A Google image search for TriHard reveals a range of meme images around the emote – many tame – though the first cheap fried chicken joke also arrives within the first fifteen images. An image of the TriHard emote with a pimp hat superimposed atop it isn’t far behind, because of course not. Yeah. It really sucks. None of this is Trihex’s fault either – like Bwana, all he did was upload a quirky emote of his face.
Recently, Overwatch League host Malik Forté even jokingly nodded at the problem as he appeared on stream. Soliciting opinions on a recent match, he encouraged viewers to post their thoughts in the chat – “when you’re done with all the TriHard emotes.” It’s a thing. Everybody knows it – and in the wake of an Overwatch League player being disciplined for spamming TriHard to chat when people like Forté appear on screen, Overwatch League stream mods have started dropping bans on users for TriHard overuse.

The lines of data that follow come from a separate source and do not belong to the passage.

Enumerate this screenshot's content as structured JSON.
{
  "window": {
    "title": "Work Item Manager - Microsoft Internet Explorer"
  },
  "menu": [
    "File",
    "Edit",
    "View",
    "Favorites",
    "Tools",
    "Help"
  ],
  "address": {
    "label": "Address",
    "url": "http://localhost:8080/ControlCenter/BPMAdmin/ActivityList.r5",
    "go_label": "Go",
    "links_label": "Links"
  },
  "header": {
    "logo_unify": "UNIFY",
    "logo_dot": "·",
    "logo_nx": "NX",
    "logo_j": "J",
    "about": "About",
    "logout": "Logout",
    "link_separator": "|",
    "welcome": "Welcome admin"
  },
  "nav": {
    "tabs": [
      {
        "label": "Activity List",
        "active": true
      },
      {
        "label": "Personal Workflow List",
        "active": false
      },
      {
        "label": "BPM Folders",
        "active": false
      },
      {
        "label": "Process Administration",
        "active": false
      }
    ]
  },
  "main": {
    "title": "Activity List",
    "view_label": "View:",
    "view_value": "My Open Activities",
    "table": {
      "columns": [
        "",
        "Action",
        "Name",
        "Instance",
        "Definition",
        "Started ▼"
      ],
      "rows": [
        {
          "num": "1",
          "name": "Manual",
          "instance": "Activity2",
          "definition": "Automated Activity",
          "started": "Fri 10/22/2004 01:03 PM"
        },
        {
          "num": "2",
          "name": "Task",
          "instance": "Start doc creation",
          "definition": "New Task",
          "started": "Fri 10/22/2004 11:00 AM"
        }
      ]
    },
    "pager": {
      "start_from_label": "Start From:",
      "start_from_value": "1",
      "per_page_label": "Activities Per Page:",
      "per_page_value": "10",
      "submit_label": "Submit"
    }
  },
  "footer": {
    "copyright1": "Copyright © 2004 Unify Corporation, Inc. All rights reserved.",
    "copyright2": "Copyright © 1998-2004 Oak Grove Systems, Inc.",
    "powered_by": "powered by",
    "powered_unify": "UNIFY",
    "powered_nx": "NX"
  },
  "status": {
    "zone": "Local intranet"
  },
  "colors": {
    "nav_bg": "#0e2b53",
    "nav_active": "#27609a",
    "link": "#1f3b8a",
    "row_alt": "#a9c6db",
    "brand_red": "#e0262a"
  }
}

Trihex himself was pretty quick to weigh in on the KFC issue, given his face was frequently the one being spammed alongside the bucket of fried chicken. “Come on,” he said on Friday during a stream. “I’m laughing because I’m dying inside. Do no black people work at Twitch? What do I even say to that?”
He went on to elaborate on Twitter. “While I don’t find the emote racist, it *is* problematic w/ enabling trolls having MORE tools that will be abused endlessly site-wide,” Trihex wrote. “Connotation of racial tropes (Blacks love Chicken) doesn’t phase me cuz I don’t identify em as valid (Everyone loves chicken, plus KFC is low-tier trash anyway), BUT that doesn’t stop this from being an issue combined w/ streamer accountability of their communities w/ new TOS.”
Later, he retweeted a particularly prescient comment from another streamer, one which is well worth embedding in full:
Context is everything. When you go into a chat & use the emote combo shown below (courtesy of @seriouslyclara @SirWedgie ) especially a black streamer, you'll most likely will be banned. You know what you are doing. This is also awareness for folks who may not have seen this yet pic.twitter.com/s0w8OeuuUx
— Brandon (@iamBrandonTV) March 26, 2018
As threads cropped up on Reddit accusing Twitch of becoming complicit in exactly the type of behavior it’s been desperately trying to curb through aggressive Terms of Service updates and making Streamers more liable for the actions of their communities, the community began to take action. Some streamers banned the phrase that’d create the emote entirely.
Catching on, Twitch soon fully removed the emote itself, but the questions highlighted ever brighter by its initial addition linger, and nowhere is that probably better illustrated than in the words of Félix ‘xQc’ Lengyel, the Overwatch player released from his team for his use of the TriHard emote.
“I wish someone just said something, man,” Lengyel said after his suspension, explaining that he didn’t realize how offensive what he was doing was. “I was fucking born and raised by Twitch chat, dude.”
If people truly are being ‘raised’ by Twitch chat, the question raised is obvious – just how much responsibility does Twitch have to ensure its audience, many of them young and impressionable, don’t pick up offensive or regressive views from the memes and inside jokes that dominate stream chat? Do they ban the racists or the emotes? Just how much moderation is really required?
The questions keep coming, and after a weekend of Trihex’s face being spammed next to a KFC bucket, it’s clear they’ve still got a way to go.